In line with the trend towards a more sustainable Christmas, fewer customers are completely revamping their colour schemes, but are introducing subtle changes. Add a pop of colour to your traditional red, gold and green baubles with new colours like copper, purple or bright pink with white for contrast to keep up with this year’s trend of bright party colours. Large baubles like the flat, retro inspired ones on the wreath bring it right up to date. This year, garlands are being hung vertically or used to frame a window or doorway instead of draping them horizontally along the mantelpiece.
Read our Guide to Decorating Your Christmas tree for tips about decorating your tree and keeping it looking at its best throughout the season.
There’s a growing move to creating a calming retreat for Christmas, far removed from the brash, overspending and over consumption of past decades.
This trend is all about simplicity, making and doing. Decorate your home with hand crafted decorations, perhaps made together with friends and family around the kitchen table.
Set the scene with warm rugs, books and candlelight. Gather foliage from the garden (or buy faux garlands of rosehips and berries) and fill bowls with glass baubles or pinecones. Support makers by buying their products and listening to their stories instead of filling the home with mass produced goods with no provenance.
Colours are muted with blush pinks still a favourite alongside antique effect glass angels and baubles. Alternatively, create a cool palette of colours with white and silver, replacing the traditional deep green of Christmas with pale jade and eucalyptus. Introduce pale green (real or faux) foliage and add sparkle with glass baubles.

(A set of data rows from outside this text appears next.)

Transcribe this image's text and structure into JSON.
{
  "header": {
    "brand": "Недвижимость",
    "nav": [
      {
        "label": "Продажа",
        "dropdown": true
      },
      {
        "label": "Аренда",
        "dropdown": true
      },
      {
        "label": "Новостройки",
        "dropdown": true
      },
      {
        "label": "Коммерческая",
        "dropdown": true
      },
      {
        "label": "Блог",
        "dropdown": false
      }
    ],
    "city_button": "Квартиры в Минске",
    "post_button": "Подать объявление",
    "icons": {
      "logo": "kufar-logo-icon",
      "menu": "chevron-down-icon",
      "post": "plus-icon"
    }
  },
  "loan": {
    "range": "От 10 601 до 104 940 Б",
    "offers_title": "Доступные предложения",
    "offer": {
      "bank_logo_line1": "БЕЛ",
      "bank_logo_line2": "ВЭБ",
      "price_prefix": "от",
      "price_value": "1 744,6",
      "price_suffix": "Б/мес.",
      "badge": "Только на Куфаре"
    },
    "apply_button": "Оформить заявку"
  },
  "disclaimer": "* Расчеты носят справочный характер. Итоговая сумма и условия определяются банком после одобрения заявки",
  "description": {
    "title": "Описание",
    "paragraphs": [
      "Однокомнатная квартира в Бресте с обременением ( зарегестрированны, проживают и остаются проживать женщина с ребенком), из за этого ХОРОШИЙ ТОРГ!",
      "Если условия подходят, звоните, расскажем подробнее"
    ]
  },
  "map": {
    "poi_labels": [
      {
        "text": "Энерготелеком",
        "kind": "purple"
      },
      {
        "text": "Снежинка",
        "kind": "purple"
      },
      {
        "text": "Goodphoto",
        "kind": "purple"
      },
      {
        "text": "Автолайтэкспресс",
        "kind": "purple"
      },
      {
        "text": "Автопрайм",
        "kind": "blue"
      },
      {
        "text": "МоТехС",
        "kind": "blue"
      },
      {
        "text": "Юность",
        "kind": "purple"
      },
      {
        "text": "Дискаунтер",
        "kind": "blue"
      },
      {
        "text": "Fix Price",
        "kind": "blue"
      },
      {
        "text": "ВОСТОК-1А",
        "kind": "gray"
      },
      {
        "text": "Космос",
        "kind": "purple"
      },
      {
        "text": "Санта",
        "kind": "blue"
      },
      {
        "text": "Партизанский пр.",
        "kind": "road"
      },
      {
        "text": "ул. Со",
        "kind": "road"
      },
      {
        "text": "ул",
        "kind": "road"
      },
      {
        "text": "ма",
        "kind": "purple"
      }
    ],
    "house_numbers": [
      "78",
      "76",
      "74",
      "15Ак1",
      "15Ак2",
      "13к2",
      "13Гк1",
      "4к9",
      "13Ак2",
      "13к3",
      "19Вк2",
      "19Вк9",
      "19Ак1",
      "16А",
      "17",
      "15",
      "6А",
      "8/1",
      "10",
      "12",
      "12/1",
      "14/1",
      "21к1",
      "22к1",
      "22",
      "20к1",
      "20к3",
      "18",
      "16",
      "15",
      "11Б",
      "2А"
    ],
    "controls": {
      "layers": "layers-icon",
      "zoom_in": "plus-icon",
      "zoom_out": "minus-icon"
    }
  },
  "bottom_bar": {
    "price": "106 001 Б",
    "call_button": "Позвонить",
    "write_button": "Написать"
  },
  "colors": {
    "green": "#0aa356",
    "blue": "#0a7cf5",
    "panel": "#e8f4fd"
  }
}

This reflective trend celebrates sharing Christmas with friends and family and finding moments of comfort and joy.
Whichever trend you follow (or don’t follow), have fun decorating for Christmas.